If you move the sharpness slider to the left, it will begin to blur the active filter. Move it around until you get the right amount of blur.
7. Duplicate Your Filter
Sometimes you’ll create a graduated filter effect that you want to apply to another part of the image. Instead of painting the effect in like I mentioned in tip # you can duplicate the filter and move it to any position you like.
With the filter selected, right-click on the little round button that you used to drag the filter across the photo, and click duplicate. Now grab the button and move it to wherever you’d like as in tip #2.
Duplicating a graduated filter can be helpful in many situations. If you want to use a shallow DOF effect like in tip #6 , you can create the filter for the top part of the image behind your subject, then duplicate it and move it to the bottom of the image in front of your subject.
It’s also a great way to strengthen the effect you’ve created by duplicating the graduated filter and leaving it over the original to double the strength of the filter. You could even give one filter a soft-grad and give the duplicate a hard-grad effect.
You’re only limited by your imagination.
You’ll be surprised by the variety of ways you can use Lightroom filters to make your photos shine.
The graduated filter in Lightroom is an incredibly powerful tool that can allow you to make many creative edits to your photos. I encourage you to dig a little deeper and have some fun experimenting with it.
If you have any tips to add that I haven’t mentioned, please add them in the comments below. I love to learn new ways to use my favourite post-processing tools!

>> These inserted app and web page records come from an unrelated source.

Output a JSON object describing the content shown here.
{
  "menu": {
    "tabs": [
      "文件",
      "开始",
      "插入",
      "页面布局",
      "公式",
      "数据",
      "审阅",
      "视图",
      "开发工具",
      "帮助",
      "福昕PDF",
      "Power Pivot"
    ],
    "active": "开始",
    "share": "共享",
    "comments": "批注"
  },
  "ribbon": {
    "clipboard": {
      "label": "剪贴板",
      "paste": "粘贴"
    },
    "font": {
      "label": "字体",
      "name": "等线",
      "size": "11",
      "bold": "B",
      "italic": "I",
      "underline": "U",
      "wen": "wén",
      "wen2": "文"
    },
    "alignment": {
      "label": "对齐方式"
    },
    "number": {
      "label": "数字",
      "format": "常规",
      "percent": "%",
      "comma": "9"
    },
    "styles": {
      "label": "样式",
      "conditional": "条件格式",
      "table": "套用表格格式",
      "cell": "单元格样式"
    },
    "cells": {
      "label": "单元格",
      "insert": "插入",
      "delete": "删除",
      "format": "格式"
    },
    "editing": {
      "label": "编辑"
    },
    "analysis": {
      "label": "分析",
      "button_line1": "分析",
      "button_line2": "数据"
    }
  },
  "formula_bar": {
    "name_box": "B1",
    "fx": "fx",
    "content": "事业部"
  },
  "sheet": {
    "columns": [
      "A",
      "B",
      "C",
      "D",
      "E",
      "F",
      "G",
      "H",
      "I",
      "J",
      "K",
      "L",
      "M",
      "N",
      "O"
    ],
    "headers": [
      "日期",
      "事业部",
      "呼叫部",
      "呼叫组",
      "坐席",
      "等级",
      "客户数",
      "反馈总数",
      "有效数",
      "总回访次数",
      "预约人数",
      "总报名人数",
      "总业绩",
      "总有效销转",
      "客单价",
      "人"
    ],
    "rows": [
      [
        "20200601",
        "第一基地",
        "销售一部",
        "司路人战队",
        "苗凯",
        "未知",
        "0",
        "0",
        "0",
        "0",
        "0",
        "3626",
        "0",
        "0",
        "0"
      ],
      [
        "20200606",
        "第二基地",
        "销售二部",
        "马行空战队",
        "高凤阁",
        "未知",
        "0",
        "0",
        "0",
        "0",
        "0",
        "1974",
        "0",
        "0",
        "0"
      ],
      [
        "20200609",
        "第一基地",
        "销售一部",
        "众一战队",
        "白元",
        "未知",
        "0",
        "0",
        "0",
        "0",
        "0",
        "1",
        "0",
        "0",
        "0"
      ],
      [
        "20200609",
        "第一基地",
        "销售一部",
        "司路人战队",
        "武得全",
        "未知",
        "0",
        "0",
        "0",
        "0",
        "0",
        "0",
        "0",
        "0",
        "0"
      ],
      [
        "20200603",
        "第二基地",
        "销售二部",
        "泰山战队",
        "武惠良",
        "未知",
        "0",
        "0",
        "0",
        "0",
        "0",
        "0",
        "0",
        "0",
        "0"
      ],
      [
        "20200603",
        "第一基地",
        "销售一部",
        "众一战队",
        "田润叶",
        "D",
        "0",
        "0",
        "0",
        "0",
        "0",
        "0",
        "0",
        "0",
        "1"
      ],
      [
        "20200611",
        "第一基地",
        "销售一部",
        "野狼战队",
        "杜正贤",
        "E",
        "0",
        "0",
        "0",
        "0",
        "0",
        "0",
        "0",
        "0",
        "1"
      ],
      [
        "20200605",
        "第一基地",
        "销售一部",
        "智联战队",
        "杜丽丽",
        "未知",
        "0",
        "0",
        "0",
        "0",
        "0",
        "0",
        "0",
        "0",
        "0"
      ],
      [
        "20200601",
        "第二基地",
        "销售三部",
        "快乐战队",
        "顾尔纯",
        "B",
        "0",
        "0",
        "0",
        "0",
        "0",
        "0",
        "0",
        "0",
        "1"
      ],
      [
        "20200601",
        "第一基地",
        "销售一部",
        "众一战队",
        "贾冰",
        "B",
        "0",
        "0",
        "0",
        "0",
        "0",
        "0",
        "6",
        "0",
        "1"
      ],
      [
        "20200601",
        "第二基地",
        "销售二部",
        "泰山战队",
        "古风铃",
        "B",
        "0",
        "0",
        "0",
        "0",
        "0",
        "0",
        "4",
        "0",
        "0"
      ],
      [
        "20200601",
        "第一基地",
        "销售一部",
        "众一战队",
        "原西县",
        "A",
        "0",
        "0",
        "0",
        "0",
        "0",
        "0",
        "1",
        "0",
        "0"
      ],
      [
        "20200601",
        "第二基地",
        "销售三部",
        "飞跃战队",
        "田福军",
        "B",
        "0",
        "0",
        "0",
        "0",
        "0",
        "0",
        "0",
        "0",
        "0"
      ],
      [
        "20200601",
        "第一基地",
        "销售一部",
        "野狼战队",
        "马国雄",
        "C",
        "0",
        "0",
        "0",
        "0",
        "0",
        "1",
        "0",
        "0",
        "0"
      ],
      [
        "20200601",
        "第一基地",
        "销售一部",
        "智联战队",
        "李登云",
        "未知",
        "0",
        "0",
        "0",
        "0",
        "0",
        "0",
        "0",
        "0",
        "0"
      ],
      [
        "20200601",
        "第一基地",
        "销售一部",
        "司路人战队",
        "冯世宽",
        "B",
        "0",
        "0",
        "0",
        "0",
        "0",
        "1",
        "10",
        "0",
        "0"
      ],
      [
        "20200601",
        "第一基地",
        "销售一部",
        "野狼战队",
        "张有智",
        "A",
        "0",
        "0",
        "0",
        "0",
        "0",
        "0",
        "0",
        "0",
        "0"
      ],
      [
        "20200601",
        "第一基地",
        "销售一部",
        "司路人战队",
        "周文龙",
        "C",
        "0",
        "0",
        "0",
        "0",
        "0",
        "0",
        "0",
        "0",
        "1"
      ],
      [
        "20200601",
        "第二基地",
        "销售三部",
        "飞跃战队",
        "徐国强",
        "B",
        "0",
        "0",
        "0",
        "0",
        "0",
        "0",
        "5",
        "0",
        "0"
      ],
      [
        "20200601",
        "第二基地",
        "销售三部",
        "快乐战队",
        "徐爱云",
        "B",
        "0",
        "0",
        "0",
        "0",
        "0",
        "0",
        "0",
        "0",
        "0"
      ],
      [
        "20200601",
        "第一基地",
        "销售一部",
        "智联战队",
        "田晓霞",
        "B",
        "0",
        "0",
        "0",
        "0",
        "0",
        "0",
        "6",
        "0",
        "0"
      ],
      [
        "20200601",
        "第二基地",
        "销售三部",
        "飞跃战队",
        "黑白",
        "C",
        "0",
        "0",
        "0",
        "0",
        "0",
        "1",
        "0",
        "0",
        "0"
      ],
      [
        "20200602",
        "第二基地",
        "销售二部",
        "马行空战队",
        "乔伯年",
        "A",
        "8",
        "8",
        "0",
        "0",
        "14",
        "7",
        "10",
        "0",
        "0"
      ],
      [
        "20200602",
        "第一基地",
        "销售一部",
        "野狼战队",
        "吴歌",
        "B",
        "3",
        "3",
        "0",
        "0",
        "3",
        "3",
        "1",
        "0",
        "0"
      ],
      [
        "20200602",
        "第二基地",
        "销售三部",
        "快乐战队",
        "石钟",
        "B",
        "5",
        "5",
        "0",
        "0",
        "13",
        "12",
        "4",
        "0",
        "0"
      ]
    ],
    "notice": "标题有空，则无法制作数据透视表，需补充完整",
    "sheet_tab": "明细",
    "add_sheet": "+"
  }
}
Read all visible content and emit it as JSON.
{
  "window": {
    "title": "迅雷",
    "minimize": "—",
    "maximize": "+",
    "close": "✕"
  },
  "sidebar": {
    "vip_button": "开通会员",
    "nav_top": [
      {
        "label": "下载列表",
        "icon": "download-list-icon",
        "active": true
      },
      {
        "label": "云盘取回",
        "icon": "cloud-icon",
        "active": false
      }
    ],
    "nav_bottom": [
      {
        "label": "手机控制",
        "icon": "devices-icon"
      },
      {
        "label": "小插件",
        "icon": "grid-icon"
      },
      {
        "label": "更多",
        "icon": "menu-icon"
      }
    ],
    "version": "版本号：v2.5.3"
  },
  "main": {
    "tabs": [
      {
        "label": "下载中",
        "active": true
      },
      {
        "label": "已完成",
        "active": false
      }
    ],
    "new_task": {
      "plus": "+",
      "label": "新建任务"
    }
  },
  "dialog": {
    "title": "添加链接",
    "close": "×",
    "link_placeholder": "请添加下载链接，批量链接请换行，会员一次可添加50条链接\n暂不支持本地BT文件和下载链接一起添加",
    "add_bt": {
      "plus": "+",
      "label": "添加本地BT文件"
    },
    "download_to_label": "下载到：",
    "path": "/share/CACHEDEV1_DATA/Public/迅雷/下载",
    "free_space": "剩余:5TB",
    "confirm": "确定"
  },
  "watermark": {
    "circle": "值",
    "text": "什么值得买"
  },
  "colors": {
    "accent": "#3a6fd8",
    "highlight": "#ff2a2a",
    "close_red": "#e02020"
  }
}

Check out our article of best free Lightroom presets for more great tips!